The most common cancer types among children included leukemia, brain and other nervous system, and lymphoma, with increasing trends for all three from 2001-2017.
Among AYAs (aged 15-39 years), the overall cancer incidence rate was 75.9 cases per 100,000 persons between 2013 and 2017.
The most common cancer among AYAs between 2013 and 2017 was female breast cancer, which was highest among black AYAs. Colorectal cancer had the fastest-growing trend between 2013 and 2017 in new cases overall and especially for Hispanics.
Factors in Changing Cancer Trends: Treatment Advances, Cancer Risk Factors, and Screening
Despite increasing trends in rates of new melanomas, death rates are declining faster for this cancer than they are for other common cancers. The larger decrease in melanoma deaths is mainly due to new therapies such as targeted and immune checkpoint inhibitors.
Along with advances in treatment, the decline in tobacco smoking has contributed to the significant decrease in rates of new cases and deaths for lung cancer. However, lung cancer is still the leading cause of cancer death in both sexes.
Mirroring the increases in obesity and total sitting time, rates of new cases have increased for several cancers related to excess body weight: female breast, uterus, pancreas, kidney, and female myeloma. Cancers of the uterus and pancreas also had increases in death rates.
Rates of new cases for female breast cancer are increasing due to risk factors such as advanced maternal age, obesity, physical inactivity, and alcohol consumption.
Rates of new cases and deaths for colorectal cancer are declining overall, except in adults under 50 and those with other risk factors. This likely reflects the increase in obesity, among other reasons. The overall declines in rates of new cases and deaths from colorectal cancer are largely related to increased screening (mostly colonoscopy).
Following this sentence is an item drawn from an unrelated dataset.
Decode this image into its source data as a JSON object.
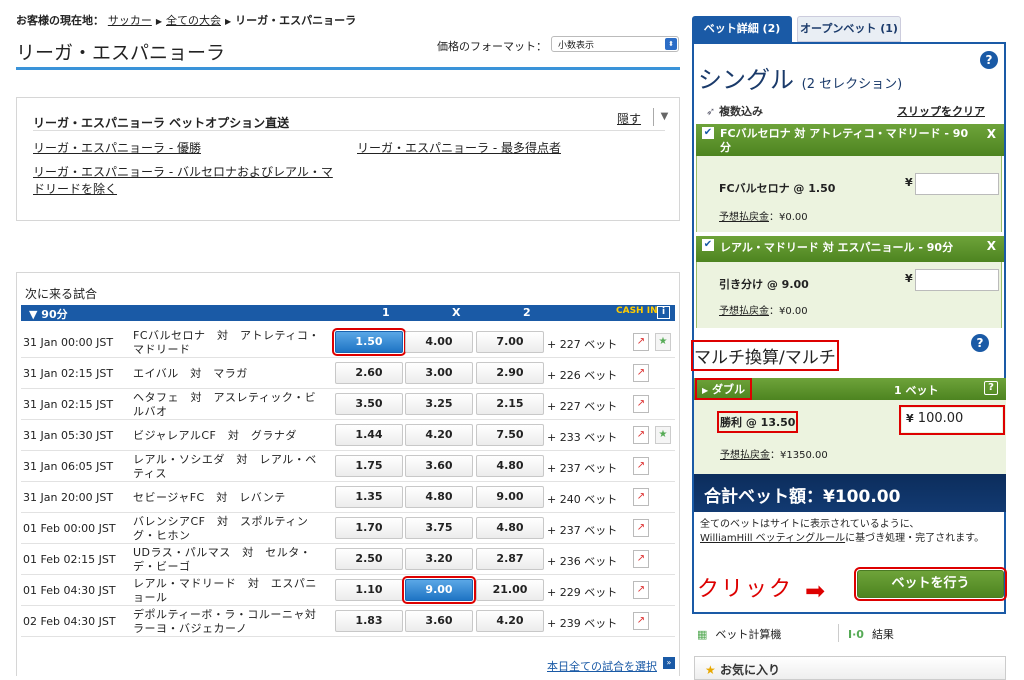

Higher rates of new cases and deaths for late-stage prostate cancer reflect decreases in the use of prostate specific antigen (PSA) testing.
For more detailed information on factors associated with changes in cancer trends, including more cancer types, subtype information, and risk factors like viral infections, read the full report.